Bring two bottom corners together and, using the wetting corner to seal the wonton, press the corners together. Place wonton on the sheet pan. Repeat with the remaining wrappers and filling. Note: Within an hour of assembly you must either cook the wontons or transfer to the freezer to store to up to 3 months.

Prepare sauce: In a large, wide, heatproof bowl, arrange half the garlic, sugar and ground Sichuan peppercorns in small piles next to each other. In a small saucepan, heat neutral oil over medium-high heat until it shimmers. Use a rubber spatula to scrape all the oil out of the pan and onto the garlic and seasonings. (It will sizzle.) Stir in the chili oil, soy sauce, sesame oil and remaining garlic until well combined.

Cook the wontons: Bring a large pot of water to boil. Add 15 wontons while stirring the water in a circle to prevent them from sticking to the bottom of the pan. Simmer for 4 to 5 minutes (5 to 6 minutes if frozen), or until wontons float.
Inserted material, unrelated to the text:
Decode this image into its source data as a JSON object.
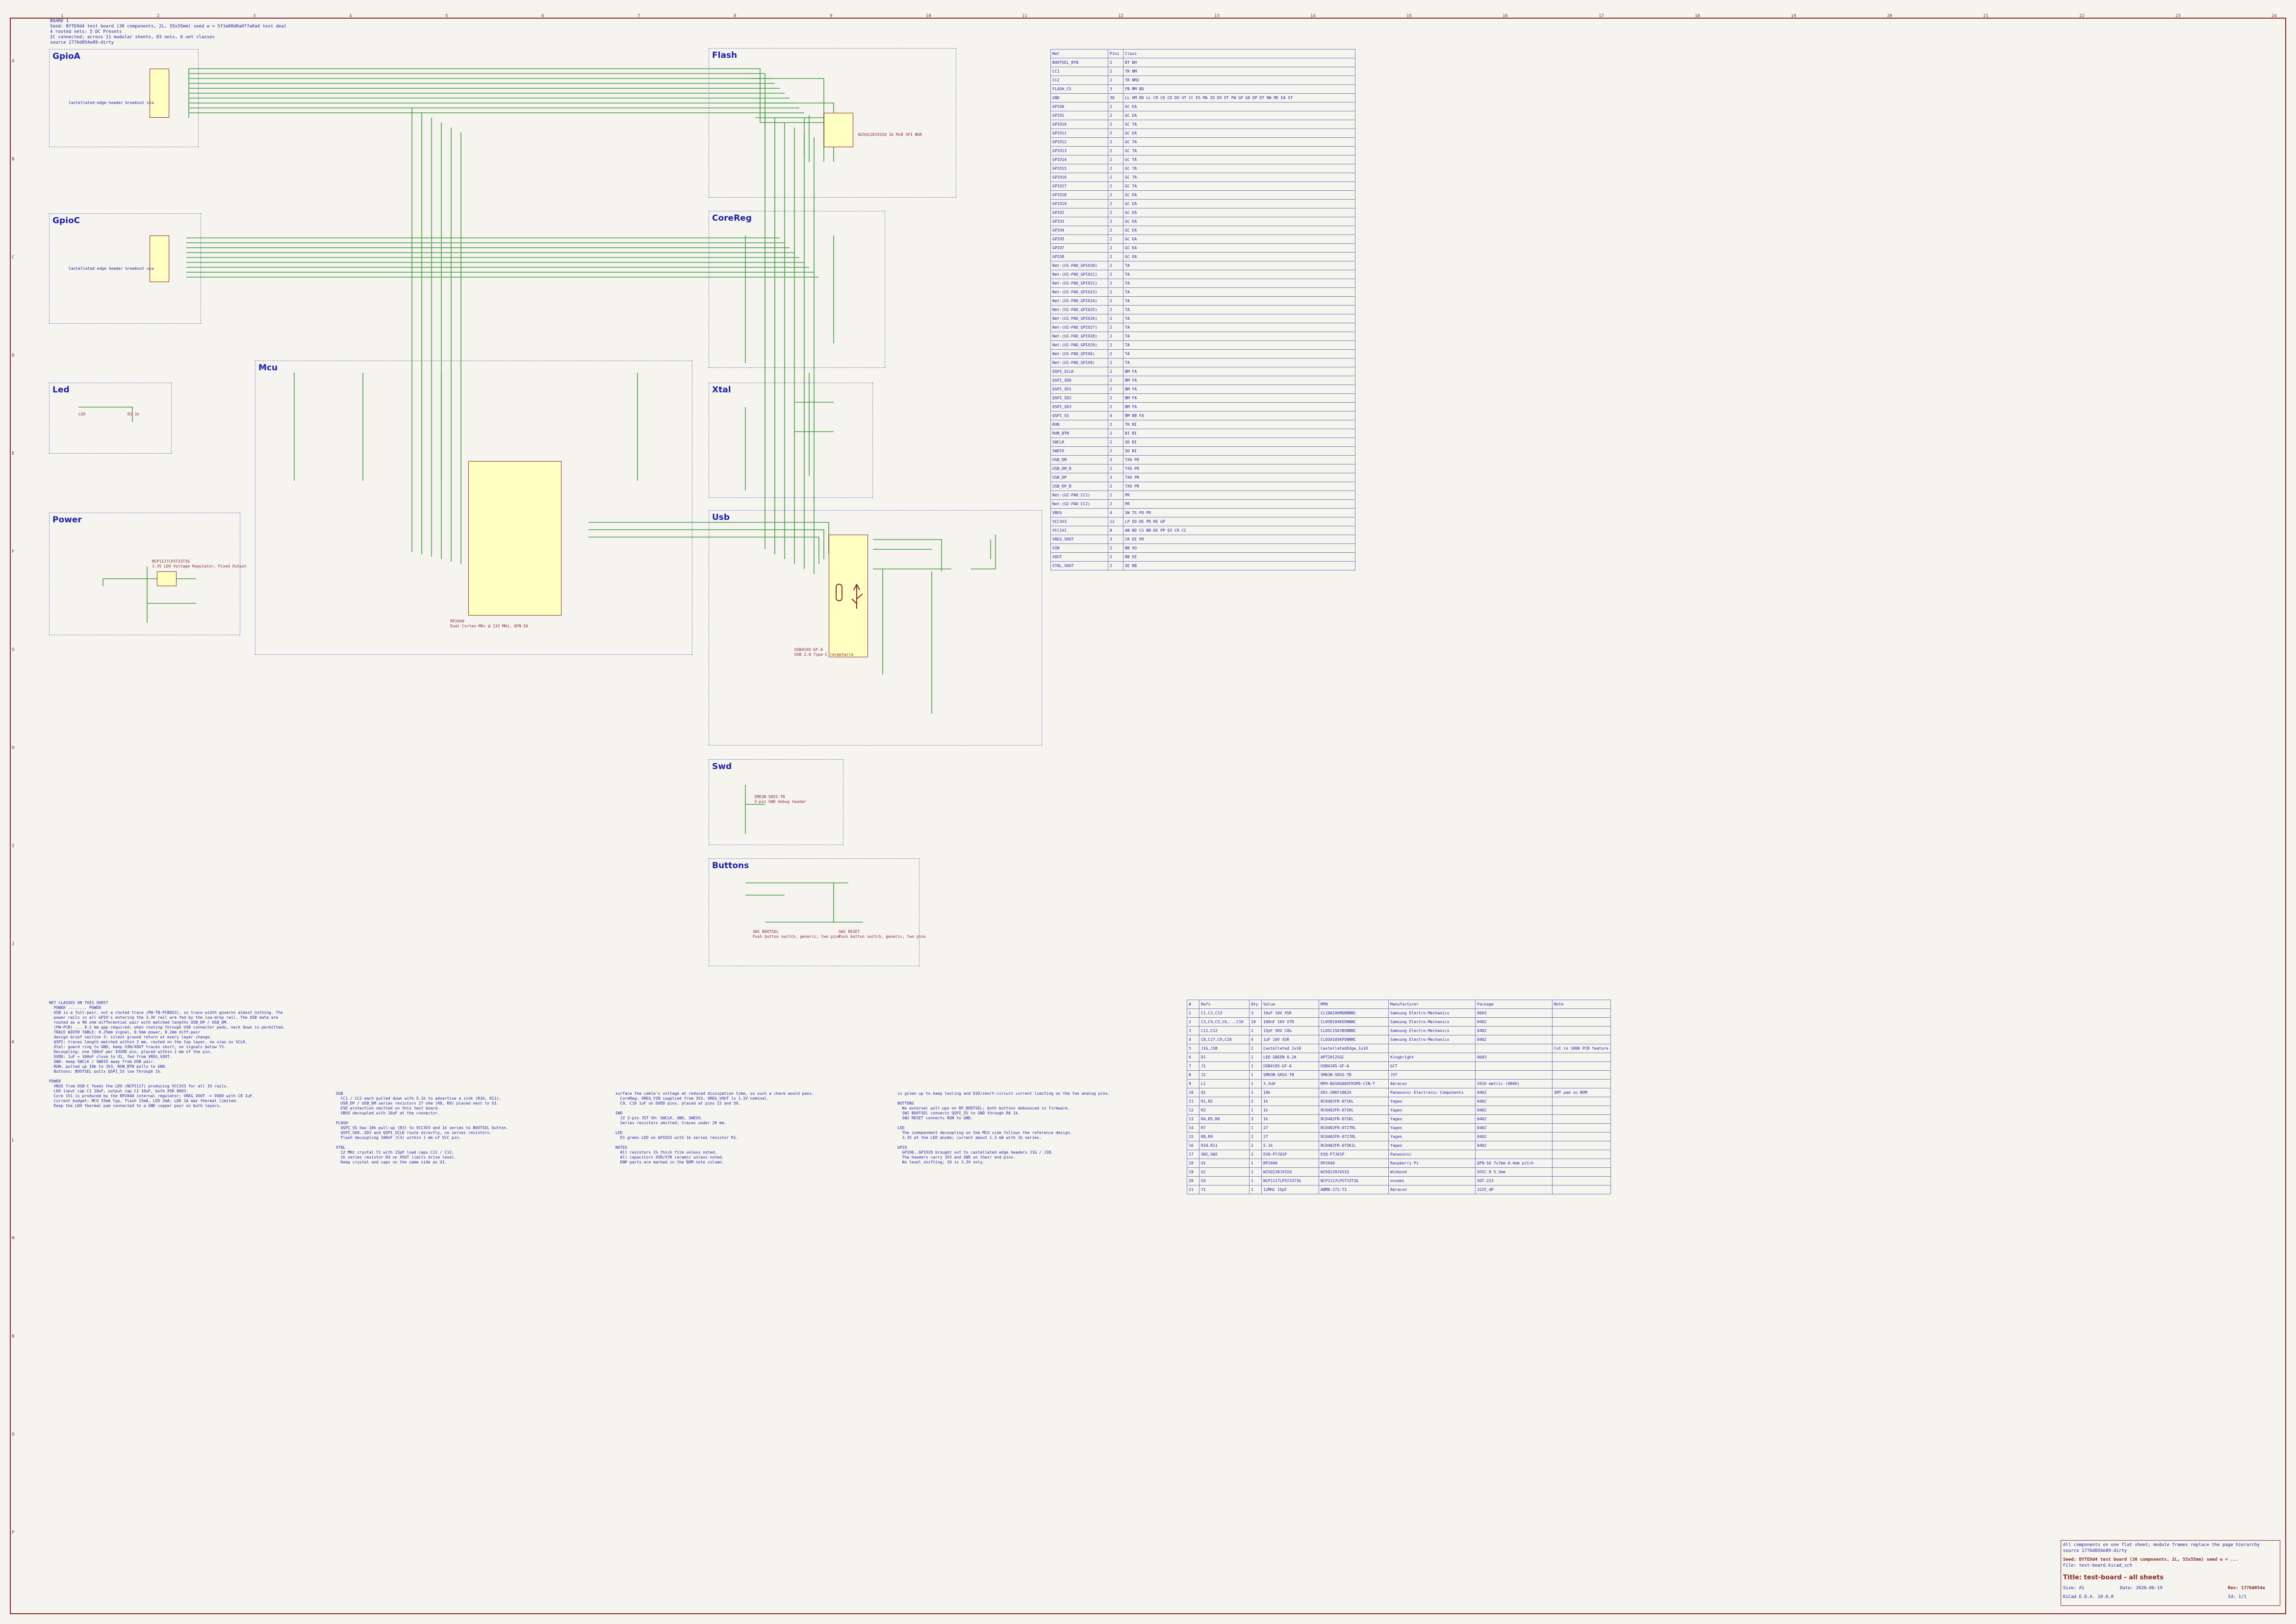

During cooking, if the water comes back to a boil, add 1/4 cup cold water to bring it back down. Once the wontons are floating, cook for 1 additional minute, then use a spider or slotted spoon to lift them out of the water, allowing any excess water to drain.

Add wontons to pan with sauce, and toss gently to combine. Sprinkle with sesame seeds, scallions and cilantro.

-- "The Woks of Life: Recipes to Know and Love From a Chinese American Family" by Bill, Judy, Sarah and Kaitlin Leung (Clarkson Potter, Nov. 1, 2022, $35)